• Work task: Return all the lines below, exactly as they read.
(Available data begins)
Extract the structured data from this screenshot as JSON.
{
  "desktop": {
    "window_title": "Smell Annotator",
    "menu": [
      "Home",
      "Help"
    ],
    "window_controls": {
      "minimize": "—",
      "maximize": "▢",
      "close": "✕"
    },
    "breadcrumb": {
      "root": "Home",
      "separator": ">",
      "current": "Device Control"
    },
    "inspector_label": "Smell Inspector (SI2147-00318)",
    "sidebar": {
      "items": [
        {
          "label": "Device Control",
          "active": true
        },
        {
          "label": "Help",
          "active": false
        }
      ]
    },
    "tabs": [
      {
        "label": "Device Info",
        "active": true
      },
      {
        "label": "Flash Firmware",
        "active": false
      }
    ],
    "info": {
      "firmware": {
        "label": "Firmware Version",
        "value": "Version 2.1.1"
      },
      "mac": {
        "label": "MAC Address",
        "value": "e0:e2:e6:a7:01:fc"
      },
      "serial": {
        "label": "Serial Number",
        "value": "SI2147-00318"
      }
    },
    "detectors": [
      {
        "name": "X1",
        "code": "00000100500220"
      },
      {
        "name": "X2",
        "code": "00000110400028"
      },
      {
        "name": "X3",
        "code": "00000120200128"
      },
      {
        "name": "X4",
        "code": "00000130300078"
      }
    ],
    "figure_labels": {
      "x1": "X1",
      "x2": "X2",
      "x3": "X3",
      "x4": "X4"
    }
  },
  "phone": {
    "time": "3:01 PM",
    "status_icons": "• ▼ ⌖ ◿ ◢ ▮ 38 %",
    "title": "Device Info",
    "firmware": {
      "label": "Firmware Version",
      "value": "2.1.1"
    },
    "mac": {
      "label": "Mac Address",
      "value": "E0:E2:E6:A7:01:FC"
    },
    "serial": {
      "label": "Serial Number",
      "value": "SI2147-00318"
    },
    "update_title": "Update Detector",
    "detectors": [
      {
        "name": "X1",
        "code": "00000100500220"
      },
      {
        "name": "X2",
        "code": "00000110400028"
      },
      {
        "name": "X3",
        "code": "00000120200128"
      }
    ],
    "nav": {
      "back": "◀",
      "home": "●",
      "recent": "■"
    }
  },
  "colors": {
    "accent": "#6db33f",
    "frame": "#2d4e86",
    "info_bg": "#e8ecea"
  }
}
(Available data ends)
• Finished exercise:
Extract the structured data from this screenshot as JSON.
{
  "desktop": {
    "window_title": "Smell Annotator",
    "menu": [
      "Home",
      "Help"
    ],
    "window_controls": {
      "minimize": "—",
      "maximize": "▢",
      "close": "✕"
    },
    "breadcrumb": {
      "root": "Home",
      "separator": ">",
      "current": "Device Control"
    },
    "inspector_label": "Smell Inspector (SI2147-00318)",
    "sidebar": {
      "items": [
        {
          "label": "Device Control",
          "active": true
        },
        {
          "label": "Help",
          "active": false
        }
      ]
    },
    "tabs": [
      {
        "label": "Device Info",
        "active": true
      },
      {
        "label": "Flash Firmware",
        "active": false
      }
    ],
    "info": {
      "firmware": {
        "label": "Firmware Version",
        "value": "Version 2.1.1"
      },
      "mac": {
        "label": "MAC Address",
        "value": "e0:e2:e6:a7:01:fc"
      },
      "serial": {
        "label": "Serial Number",
        "value": "SI2147-00318"
      }
    },
    "detectors": [
      {
        "name": "X1",
        "code": "00000100500220"
      },
      {
        "name": "X2",
        "code": "00000110400028"
      },
      {
        "name": "X3",
        "code": "00000120200128"
      },
      {
        "name": "X4",
        "code": "00000130300078"
      }
    ],
    "figure_labels": {
      "x1": "X1",
      "x2": "X2",
      "x3": "X3",
      "x4": "X4"
    }
  },
  "phone": {
    "time": "3:01 PM",
    "status_icons": "• ▼ ⌖ ◿ ◢ ▮ 38 %",
    "title": "Device Info",
    "firmware": {
      "label": "Firmware Version",
      "value": "2.1.1"
    },
    "mac": {
      "label": "Mac Address",
      "value": "E0:E2:E6:A7:01:FC"
    },
    "serial": {
      "label": "Serial Number",
      "value": "SI2147-00318"
    },
    "update_title": "Update Detector",
    "detectors": [
      {
        "name": "X1",
        "code": "00000100500220"
      },
      {
        "name": "X2",
        "code": "00000110400028"
      },
      {
        "name": "X3",
        "code": "00000120200128"
      }
    ],
    "nav": {
      "back": "◀",
      "home": "●",
      "recent": "■"
    }
  },
  "colors": {
    "accent": "#6db33f",
    "frame": "#2d4e86",
    "info_bg": "#e8ecea"
  }
}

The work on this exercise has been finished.